Like liquid chromatography (LC), gas chromatography (GC) is a method used in analytical chemistry to separate compounds so that they can be analyzed. The process of GC takes us through a mobile phase and a stationary phase to log the retention times. This is the basic functionality behind this commonly used lab testing method.
The difference from LC to GC is the mobile phase which is a vapor in GC and a liquid when using liquid chromatography. Though it is very similar to LC, HPLC, TLC, and column chromatography there are some notable differences when looking analytically at the process of GC. GC is often used to prepare pure compounds from a mixture, with cannabis it is used to isolate the various chemical compounds (cannabinoids, pesticides, etc.) in flower, extractions, and/or edibles.
About 90% of gas chromatographs use Helium, but most lab analysts prefer to use hydrogen for improved separations. Nitrogen is also used. The column comes into play after the gas in the stationary phase which turns the sample into either a liquid or polymer in a column. The gaseous compounds are analyzed by how they interact with the inside of the column that is now coated with the stationary phase liquid or polymer. Each compound will elute at a different time, this is called the retention time. Retention times are what lab analysts will compare to measure various compounds of the strain or concentrate.

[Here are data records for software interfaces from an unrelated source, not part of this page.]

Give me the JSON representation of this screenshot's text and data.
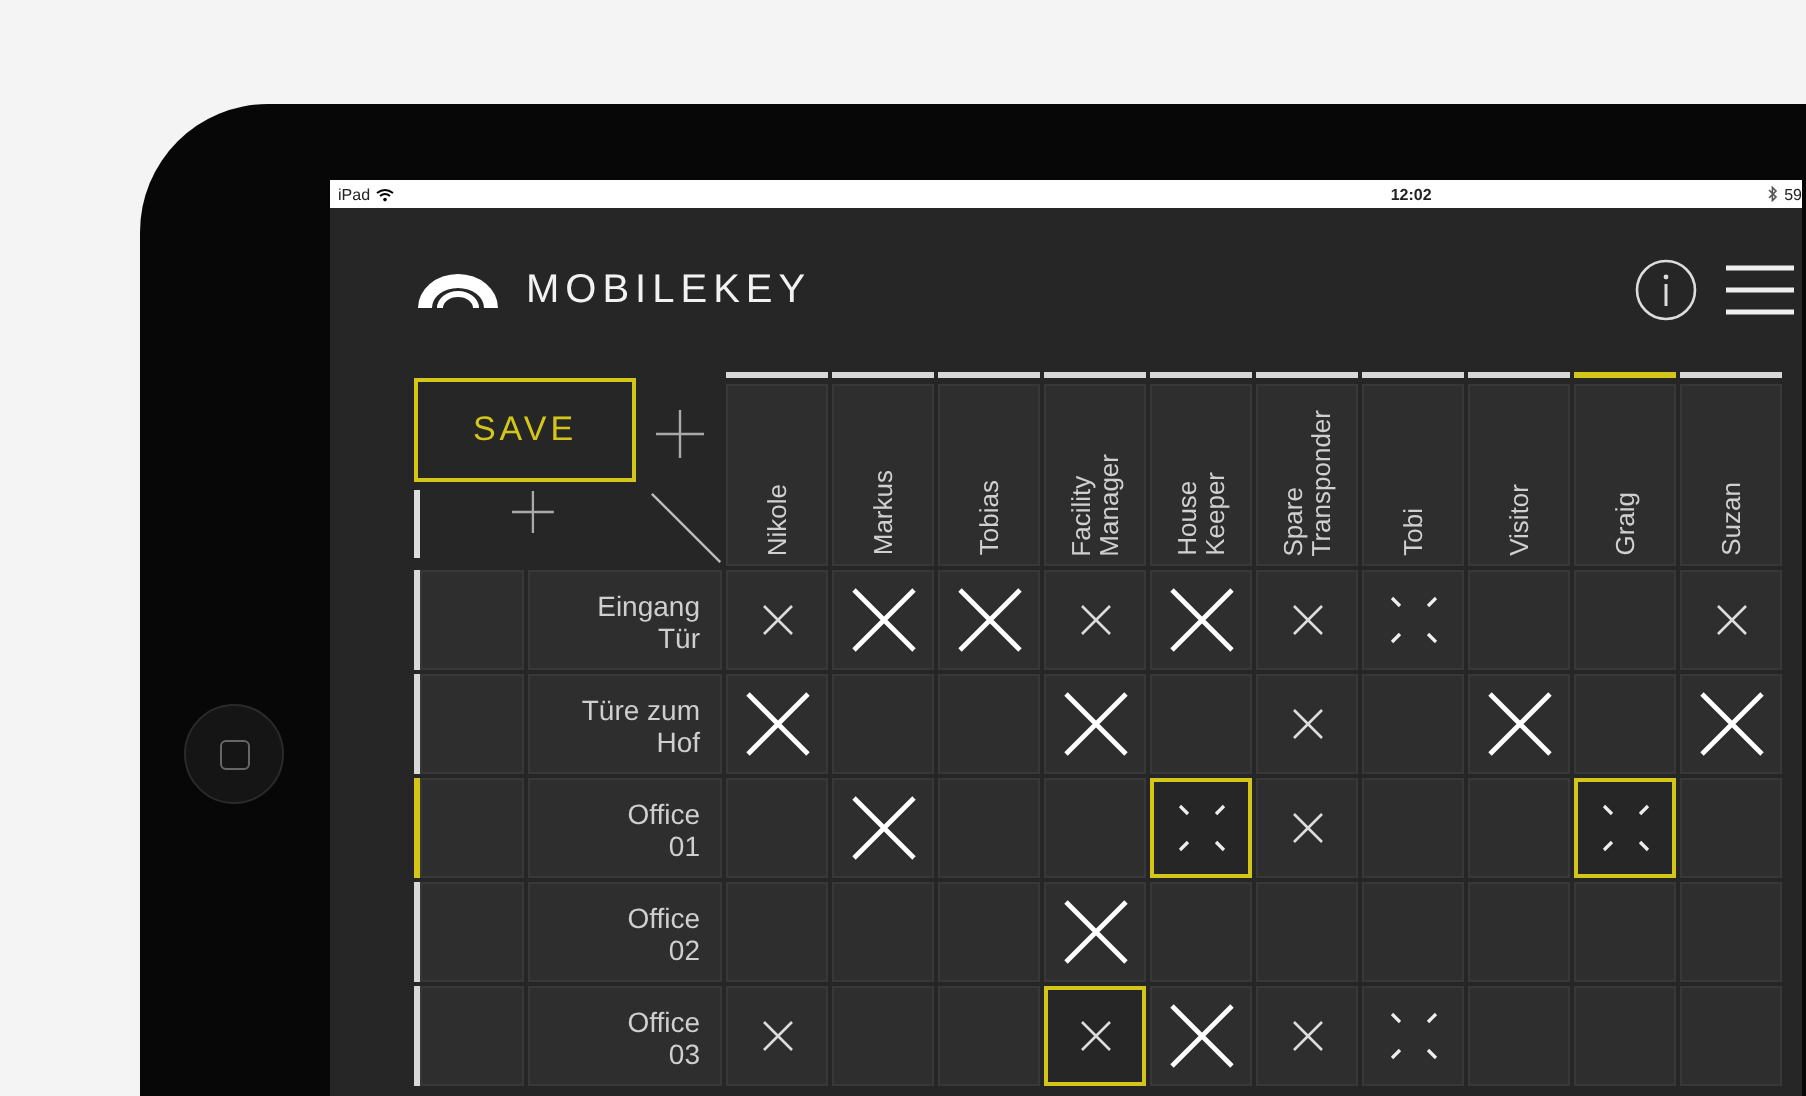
{
  "status_bar": {
    "device": "iPad",
    "time": "12:02",
    "battery": "59"
  },
  "header": {
    "brand": "MOBILEKEY"
  },
  "save_button": {
    "label": "SAVE"
  },
  "columns": [
    {
      "lines": [
        "Nikole"
      ],
      "selected": false
    },
    {
      "lines": [
        "Markus"
      ],
      "selected": false
    },
    {
      "lines": [
        "Tobias"
      ],
      "selected": false
    },
    {
      "lines": [
        "Facility",
        "Manager"
      ],
      "selected": false
    },
    {
      "lines": [
        "House",
        "Keeper"
      ],
      "selected": false
    },
    {
      "lines": [
        "Spare",
        "Transponder"
      ],
      "selected": false
    },
    {
      "lines": [
        "Tobi"
      ],
      "selected": false
    },
    {
      "lines": [
        "Visitor"
      ],
      "selected": false
    },
    {
      "lines": [
        "Graig"
      ],
      "selected": true
    },
    {
      "lines": [
        "Suzan"
      ],
      "selected": false
    }
  ],
  "rows": [
    {
      "lines": [
        "Eingang",
        "Tür"
      ],
      "selected": false,
      "cells": [
        {
          "kind": "small",
          "selected": false
        },
        {
          "kind": "big",
          "selected": false
        },
        {
          "kind": "big",
          "selected": false
        },
        {
          "kind": "small",
          "selected": false
        },
        {
          "kind": "big",
          "selected": false
        },
        {
          "kind": "small",
          "selected": false
        },
        {
          "kind": "pending",
          "selected": false
        },
        {
          "kind": "none",
          "selected": false
        },
        {
          "kind": "none",
          "selected": false
        },
        {
          "kind": "small",
          "selected": false
        }
      ]
    },
    {
      "lines": [
        "Türe zum",
        "Hof"
      ],
      "selected": false,
      "cells": [
        {
          "kind": "big",
          "selected": false
        },
        {
          "kind": "none",
          "selected": false
        },
        {
          "kind": "none",
          "selected": false
        },
        {
          "kind": "big",
          "selected": false
        },
        {
          "kind": "none",
          "selected": false
        },
        {
          "kind": "small",
          "selected": false
        },
        {
          "kind": "none",
          "selected": false
        },
        {
          "kind": "big",
          "selected": false
        },
        {
          "kind": "none",
          "selected": false
        },
        {
          "kind": "big",
          "selected": false
        }
      ]
    },
    {
      "lines": [
        "Office",
        "01"
      ],
      "selected": true,
      "cells": [
        {
          "kind": "none",
          "selected": false
        },
        {
          "kind": "big",
          "selected": false
        },
        {
          "kind": "none",
          "selected": false
        },
        {
          "kind": "none",
          "selected": false
        },
        {
          "kind": "pending",
          "selected": true
        },
        {
          "kind": "small",
          "selected": false
        },
        {
          "kind": "none",
          "selected": false
        },
        {
          "kind": "none",
          "selected": false
        },
        {
          "kind": "pending",
          "selected": true
        },
        {
          "kind": "none",
          "selected": false
        }
      ]
    },
    {
      "lines": [
        "Office",
        "02"
      ],
      "selected": false,
      "cells": [
        {
          "kind": "none",
          "selected": false
        },
        {
          "kind": "none",
          "selected": false
        },
        {
          "kind": "none",
          "selected": false
        },
        {
          "kind": "big",
          "selected": false
        },
        {
          "kind": "none",
          "selected": false
        },
        {
          "kind": "none",
          "selected": false
        },
        {
          "kind": "none",
          "selected": false
        },
        {
          "kind": "none",
          "selected": false
        },
        {
          "kind": "none",
          "selected": false
        },
        {
          "kind": "none",
          "selected": false
        }
      ]
    },
    {
      "lines": [
        "Office",
        "03"
      ],
      "selected": false,
      "cells": [
        {
          "kind": "small",
          "selected": false
        },
        {
          "kind": "none",
          "selected": false
        },
        {
          "kind": "none",
          "selected": false
        },
        {
          "kind": "small",
          "selected": true
        },
        {
          "kind": "big",
          "selected": false
        },
        {
          "kind": "small",
          "selected": false
        },
        {
          "kind": "pending",
          "selected": false
        },
        {
          "kind": "none",
          "selected": false
        },
        {
          "kind": "none",
          "selected": false
        },
        {
          "kind": "none",
          "selected": false
        }
      ]
    }
  ]
}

There are a couple of differences between GC, often called “Gas-liquid chromatography”, and the other testing methods mentioned above. Unlike column chromatography, GC the separation of compounds in a mixture happens between a liquid stationary phase and gas mobile phase. Another difference is that when using GC we can control the temperature of the column because it is enclosed in an oven. This fact leads to more accurate results that basic column chromatography.